Maybe I'm thinking about tripe in the aftermath of making haggis for Robert Burns birthday.
Maybe I long to be back in Rome where we had a hearty and delicious tripe dish last year. It was called, oddly enough, Trippa alla Romana.
For whatever reason, I have stomach on my mind.
Roman tripe...Simple tomato sauce, honeycomb tripe and grated cheese. Back in Rome I loved it so much I ate half of it before I remembered to snap a photo.
It was magnificent.
Yes, tripe is cow stomach. Reticulum tripe, aka honeycomb tripe, is the second of the ruminants four stomachs. Although all stomachs are eaten, the most popular are honeycomb tripe and book tripe, which is the third or omasum stomach. Book tripe is used in my fav dim sum dish. It's lighter than honeycomb tripe, with filaments like bits of sea grass waving from the sand.
But last night was the first time I cooked with it.
I used one of Mario Batali's* recipes that mimicked the dish I had in Rome. It was so simple. So delicious too.
Rinse the tripe inside and out. It may smell a little like a wet dog, just a slight funk, but that's OK. I used less than two pounds of tripe and two quarts of sauce to feed three with leftovers.
Simmer the tripe for 1.5 hours in water to cover (plus two inches), a cup of white vinegar and a Tablespoon of vanilla. (I don't know what the vanilla does but the resulting tripe smells not at all gamey)
The recipe uses a simple home made tomato sauce of tomatoes, onion, grated carrot, a little red wine and garlic. Batali doesn't even add wine in his recipe (but I did). No sugar either because the carrot is the sweetener.
Cooked and cut in 1/4 inch strips, honeycomb tripe is sauteed with onion and simmered in the sauce for 20-30 minutes. The dish is finished with grated Parmesan and Romano cheeses. As always, season with salt to taste.
The photo shows the tripe before being sauteed with onion simmered with sauce.
I don't know why tripe is so maligned. I suppose it's lumped in with other offal as 'weird,' 'stinky,' or every cook's favorite, 'gross.'
Maybe because it was the food of poor folk.
But tripe is relatively inexpensive, easy to work with, and takes on the flavor of whatever it's cooked with.
It doesn't have a bloody, earthy, bold taste like liver. What it lacks in flavor, it adds in texture, adding low-fat, zero carb protein to a dish.

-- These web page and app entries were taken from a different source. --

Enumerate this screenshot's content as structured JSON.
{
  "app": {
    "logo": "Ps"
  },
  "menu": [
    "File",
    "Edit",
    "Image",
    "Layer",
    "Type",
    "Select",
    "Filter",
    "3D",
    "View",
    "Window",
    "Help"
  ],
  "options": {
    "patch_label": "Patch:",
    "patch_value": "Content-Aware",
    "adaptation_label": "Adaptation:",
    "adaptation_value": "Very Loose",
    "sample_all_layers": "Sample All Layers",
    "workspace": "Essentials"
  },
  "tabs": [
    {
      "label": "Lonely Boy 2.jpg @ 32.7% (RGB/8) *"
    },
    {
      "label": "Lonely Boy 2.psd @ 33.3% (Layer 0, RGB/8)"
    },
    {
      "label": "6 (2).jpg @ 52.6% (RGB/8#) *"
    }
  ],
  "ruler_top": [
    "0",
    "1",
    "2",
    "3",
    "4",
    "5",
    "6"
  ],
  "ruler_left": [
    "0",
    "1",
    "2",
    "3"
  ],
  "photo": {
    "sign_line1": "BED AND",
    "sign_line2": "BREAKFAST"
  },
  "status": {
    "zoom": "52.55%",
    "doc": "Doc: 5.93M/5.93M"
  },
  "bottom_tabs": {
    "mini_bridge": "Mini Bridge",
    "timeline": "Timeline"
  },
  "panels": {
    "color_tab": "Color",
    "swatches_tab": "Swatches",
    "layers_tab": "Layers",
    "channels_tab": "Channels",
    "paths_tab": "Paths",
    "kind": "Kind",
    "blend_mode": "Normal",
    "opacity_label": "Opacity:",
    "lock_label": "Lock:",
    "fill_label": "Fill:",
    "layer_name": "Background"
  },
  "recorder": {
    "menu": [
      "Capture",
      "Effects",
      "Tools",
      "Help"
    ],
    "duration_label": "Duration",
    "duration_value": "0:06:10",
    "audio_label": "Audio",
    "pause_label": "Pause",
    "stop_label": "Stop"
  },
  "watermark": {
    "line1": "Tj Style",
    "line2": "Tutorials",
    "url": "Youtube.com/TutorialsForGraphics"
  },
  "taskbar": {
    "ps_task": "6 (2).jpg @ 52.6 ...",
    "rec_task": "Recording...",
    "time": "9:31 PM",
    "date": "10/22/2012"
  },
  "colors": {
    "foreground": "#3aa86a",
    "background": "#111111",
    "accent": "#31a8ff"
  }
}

So... make menudo. Make Roman tripe, make dim sum tripe. But make tripe.
Love big and eat well.
* I have always loved Mario Batali's recipes. Never had one that didn't do exactly what it was supposed to do.